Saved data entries
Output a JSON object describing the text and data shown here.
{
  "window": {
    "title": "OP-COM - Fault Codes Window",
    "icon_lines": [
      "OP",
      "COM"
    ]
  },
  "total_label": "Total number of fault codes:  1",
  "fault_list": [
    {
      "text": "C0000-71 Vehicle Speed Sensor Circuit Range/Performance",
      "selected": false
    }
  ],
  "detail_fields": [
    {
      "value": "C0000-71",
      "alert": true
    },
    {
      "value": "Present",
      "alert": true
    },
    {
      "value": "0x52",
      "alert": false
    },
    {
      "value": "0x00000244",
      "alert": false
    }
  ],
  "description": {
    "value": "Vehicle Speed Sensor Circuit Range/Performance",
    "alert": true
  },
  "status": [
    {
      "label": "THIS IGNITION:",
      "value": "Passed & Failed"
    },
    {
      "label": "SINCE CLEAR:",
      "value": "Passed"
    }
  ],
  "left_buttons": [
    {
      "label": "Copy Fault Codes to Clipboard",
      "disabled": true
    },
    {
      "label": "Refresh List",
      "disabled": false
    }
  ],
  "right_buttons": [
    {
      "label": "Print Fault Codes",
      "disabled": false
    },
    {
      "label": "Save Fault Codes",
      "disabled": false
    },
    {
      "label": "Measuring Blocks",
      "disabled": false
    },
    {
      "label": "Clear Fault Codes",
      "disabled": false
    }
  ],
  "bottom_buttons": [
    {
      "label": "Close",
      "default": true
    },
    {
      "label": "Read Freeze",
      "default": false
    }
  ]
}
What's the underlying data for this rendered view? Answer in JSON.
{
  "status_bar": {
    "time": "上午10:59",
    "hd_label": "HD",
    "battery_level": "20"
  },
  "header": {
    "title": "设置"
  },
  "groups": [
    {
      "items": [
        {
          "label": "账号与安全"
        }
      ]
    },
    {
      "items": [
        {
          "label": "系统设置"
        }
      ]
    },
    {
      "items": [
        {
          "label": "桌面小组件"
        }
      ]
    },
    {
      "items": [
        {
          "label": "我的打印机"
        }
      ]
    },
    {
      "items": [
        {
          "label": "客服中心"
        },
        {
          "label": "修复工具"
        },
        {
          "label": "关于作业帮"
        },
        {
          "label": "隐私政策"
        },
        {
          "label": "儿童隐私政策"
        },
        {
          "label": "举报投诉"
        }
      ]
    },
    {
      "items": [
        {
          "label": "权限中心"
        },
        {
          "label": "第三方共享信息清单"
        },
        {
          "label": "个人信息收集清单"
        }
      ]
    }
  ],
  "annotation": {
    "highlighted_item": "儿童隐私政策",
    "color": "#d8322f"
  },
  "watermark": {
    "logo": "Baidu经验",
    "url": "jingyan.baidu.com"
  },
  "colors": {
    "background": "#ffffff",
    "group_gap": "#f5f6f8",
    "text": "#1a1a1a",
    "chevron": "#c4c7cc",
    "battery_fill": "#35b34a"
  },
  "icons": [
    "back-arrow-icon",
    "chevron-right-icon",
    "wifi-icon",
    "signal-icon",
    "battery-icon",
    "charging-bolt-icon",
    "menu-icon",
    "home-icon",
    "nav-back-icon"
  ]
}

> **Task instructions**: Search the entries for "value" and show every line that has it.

> **Worked solution**:
      "value": "C0000-71",
      "value": "Present",
      "value": "0x52",
      "value": "0x00000244",
    "value": "Vehicle Speed Sensor Circuit Range/Performance",
      "value": "Passed & Failed"
      "value": "Passed"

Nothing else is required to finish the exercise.